Heather “The Heat” Hardy (22-0, 4 KOs) has long carried the torch for women’s boxing.
Before Claressa Shields splashed on the scene and before anyone cared who pound-for-pound great Cecilia Braekhus was, there was Heather Hardy–perhaps not globally, but definitely in the United States.
Hardy has dabbled in MMA, going 2-1 in her first three fights with Bellator. But, Hardy is at a point where she knows she only has a year and some change left in her tank and she’s contemplating whether she should make the full-time switch from boxing to MMA.
In a recent interview with Bloody Elbow, Hardy admitted that she can’t be her best at MMA or boxing without fully committing to one or the other.
“The biggest challenge is bouncing back-and-forth. To have to readjust to boxing and readjust back to MMA,” said Hardy. “I can’t expect to go very far with either sport bouncing back-and-forth.”
While Hardy has been on some of boxing’s biggest stages–including televised fights on the Premier Boxing Champions and HBO platforms–boxing has all but turned its back on the former First Lady of DiBella Entertainment.
“I’m not really promoted in boxing right now and it’s a dangerous sport to be in when you’re not protected” said Hardy. “It’s been on my mind heavy.
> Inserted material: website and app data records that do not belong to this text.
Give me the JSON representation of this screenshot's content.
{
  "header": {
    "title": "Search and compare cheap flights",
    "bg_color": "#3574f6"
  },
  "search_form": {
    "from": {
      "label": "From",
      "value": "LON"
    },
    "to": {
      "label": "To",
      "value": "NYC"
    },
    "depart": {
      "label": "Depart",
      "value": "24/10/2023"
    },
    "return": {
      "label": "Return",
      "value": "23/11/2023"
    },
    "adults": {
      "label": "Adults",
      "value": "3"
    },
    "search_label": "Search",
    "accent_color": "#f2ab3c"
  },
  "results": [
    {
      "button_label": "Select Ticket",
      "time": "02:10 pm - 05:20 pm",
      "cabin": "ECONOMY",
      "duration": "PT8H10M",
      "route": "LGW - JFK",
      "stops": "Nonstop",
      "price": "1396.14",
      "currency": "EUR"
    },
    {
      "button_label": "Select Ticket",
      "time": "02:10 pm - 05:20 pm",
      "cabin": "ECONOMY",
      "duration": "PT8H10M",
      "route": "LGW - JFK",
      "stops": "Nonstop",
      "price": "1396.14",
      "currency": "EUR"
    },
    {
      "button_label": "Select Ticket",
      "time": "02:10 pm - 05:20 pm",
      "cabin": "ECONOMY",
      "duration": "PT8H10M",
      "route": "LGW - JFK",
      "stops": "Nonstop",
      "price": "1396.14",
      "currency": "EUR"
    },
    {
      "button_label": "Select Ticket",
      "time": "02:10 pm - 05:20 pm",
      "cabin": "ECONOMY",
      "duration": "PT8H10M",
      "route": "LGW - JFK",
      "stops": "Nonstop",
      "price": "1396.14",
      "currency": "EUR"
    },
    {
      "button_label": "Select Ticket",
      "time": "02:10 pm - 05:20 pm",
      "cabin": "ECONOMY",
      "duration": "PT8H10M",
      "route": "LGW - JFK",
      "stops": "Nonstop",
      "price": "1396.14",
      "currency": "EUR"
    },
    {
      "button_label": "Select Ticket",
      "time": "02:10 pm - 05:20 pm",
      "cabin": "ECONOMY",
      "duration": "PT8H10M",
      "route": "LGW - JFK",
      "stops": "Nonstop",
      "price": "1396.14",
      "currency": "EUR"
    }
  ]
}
Do I just want to sink in. If Bellator is going to invest in me, do I want to sink in the last year-and-a-half or so seeing how far I can get. Not just doing one fight here and there, but actually moving up the ranks. It’s a decision I’ll have to sit down with my team and think about after this fight.”
Hardy also seems tired of fighting through the politics of boxing.
“The truth of the matter is if Ruiz didn’t knock out Joshua, he wasn’t winning the fight. I think everyone knows that. He could’ve knocked him down eight times, but if that fight went to a decision, Joshua was leaving with those belts. Boxing is a business before it’s a sport,” she argued. “No business is run as dirty as boxing.
Regardless of whether Hardy decides to hang up the boxing gloves or not, she’ll always be remembered as a pioneer of the sport around these parts.